BUENOS AIRES (Reuters) - Argentina are preparing for Saturday’s game against Australia safe in the knowledge this is already their best year in the Rugby Championship but loose forward Javier Ortega believes it is only the start for Mario Ledesma’s team.
The Pumas take on the Wallabies in Salta (kickoff 2240 GMT)looking for a third win in six games, after never before having won two in any championship since they joined the southern hemisphere’s elite in 2012.
Ortega, who has started all five of the games so far this year, said the home side are confident and capable of consigning the Wallabies to the wooden spoon for the first time in the Rugby Championship.
“Can we beat anyone?” he asked. “I certainly think so, we have the potential to beat anyone, we have great players.
“We’ve got the raw materials and we’ve got the game, and we’ve scored tries against the best teams in the world. In time, this team is going to be spectacular.”
Argentina beat Australia last month in the Gold Coast, just a few weeks after overcoming South Africa at home. The only team they have yet to beat is New Zealand, who took them apart in a commanding first half last week in Buenos Aires.
Nevertheless, losing 35-17 to the world champions is no disgrace and Argentina have looked like a different side since Daniel Hourcade resigned in June following a run of just two wins in 17 games.
They currently sit three points above the Australians and a draw or a win for the home side would leave the visitors with the wooden spoon for the first time since the tournament was expanded six years ago.

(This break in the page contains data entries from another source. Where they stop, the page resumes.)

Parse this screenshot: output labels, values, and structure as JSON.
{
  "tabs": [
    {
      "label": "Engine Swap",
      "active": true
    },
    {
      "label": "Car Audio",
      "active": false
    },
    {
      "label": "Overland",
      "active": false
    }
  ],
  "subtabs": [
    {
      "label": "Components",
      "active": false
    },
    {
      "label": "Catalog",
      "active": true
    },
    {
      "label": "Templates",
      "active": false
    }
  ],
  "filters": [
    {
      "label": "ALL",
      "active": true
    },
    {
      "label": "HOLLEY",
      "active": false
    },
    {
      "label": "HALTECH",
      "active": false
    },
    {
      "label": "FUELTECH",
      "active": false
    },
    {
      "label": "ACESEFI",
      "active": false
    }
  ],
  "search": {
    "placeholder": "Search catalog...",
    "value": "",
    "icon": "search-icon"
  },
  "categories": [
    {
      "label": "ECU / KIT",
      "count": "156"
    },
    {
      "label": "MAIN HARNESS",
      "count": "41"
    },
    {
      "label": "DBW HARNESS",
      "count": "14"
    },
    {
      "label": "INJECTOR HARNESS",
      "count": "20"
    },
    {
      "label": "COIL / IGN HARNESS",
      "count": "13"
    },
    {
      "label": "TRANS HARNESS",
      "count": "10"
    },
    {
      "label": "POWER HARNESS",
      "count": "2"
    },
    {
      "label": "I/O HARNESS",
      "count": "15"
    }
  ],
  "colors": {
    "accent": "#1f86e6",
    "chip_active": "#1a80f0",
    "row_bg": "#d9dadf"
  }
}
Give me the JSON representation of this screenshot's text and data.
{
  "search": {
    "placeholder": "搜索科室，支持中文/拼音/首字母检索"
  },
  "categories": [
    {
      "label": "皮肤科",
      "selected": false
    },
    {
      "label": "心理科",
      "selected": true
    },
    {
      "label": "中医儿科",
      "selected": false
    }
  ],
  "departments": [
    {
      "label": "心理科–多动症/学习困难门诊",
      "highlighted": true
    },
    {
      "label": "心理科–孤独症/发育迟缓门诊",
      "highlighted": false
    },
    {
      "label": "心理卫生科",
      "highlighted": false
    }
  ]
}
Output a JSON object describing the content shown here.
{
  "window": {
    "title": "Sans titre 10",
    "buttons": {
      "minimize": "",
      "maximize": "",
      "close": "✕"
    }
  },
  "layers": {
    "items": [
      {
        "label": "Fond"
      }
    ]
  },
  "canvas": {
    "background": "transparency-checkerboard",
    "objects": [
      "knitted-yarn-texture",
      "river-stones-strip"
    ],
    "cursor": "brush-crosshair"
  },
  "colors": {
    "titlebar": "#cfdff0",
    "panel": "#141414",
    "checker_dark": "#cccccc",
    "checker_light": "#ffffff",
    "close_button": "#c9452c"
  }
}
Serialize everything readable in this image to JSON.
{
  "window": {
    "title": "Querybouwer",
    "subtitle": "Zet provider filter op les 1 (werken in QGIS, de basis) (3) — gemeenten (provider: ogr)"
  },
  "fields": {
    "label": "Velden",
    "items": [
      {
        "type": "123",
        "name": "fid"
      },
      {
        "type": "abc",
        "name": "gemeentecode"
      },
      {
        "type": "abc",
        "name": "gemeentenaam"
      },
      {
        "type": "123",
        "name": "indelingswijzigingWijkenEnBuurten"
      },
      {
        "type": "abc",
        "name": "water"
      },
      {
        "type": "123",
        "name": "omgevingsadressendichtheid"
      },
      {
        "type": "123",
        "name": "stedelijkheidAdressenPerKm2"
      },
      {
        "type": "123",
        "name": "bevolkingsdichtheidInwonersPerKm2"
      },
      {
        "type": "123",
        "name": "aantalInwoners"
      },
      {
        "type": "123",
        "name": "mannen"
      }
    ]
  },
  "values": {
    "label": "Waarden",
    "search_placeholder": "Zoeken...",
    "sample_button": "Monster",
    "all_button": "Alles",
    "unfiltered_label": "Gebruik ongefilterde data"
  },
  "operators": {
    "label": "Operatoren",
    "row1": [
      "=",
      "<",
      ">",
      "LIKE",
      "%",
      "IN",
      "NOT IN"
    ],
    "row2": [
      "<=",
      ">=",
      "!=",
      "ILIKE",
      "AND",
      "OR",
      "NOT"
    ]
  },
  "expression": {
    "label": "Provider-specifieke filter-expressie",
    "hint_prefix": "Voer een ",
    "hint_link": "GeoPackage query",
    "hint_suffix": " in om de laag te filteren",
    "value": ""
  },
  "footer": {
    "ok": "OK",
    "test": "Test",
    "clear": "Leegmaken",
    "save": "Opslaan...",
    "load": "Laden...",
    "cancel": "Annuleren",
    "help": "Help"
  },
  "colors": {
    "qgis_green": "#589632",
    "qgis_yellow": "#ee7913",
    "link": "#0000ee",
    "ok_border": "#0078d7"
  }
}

Wallabies coach Michael Cheika has made two changes to the team that lost to South Africa last weekend, bringing back Bernard Foley at flyhalf and moving Kurtley Beale to inside centre.
The Wallabies want to avoid the ignominy of a last-place finish and they are convinced recent near misses will soon turn into tries. Argentina, they hope, will be the ones to suffer.
“We’re creating opportunities, we’re getting down in the right areas but not converting,” Foley told reporters.
“It’s been a challenging time, we’ve all had self-assessments, we’ve all had assessments from each other.
“So in terms of going out there and putting that in place is probably the biggest thing and I am excited for what these guys can do.
“We’ve just to crack it and hopefully the floodgates will open.”
Writing by Andrew Downie, reporting by Ramiro Scandolo; Editing by Greg Stutchbury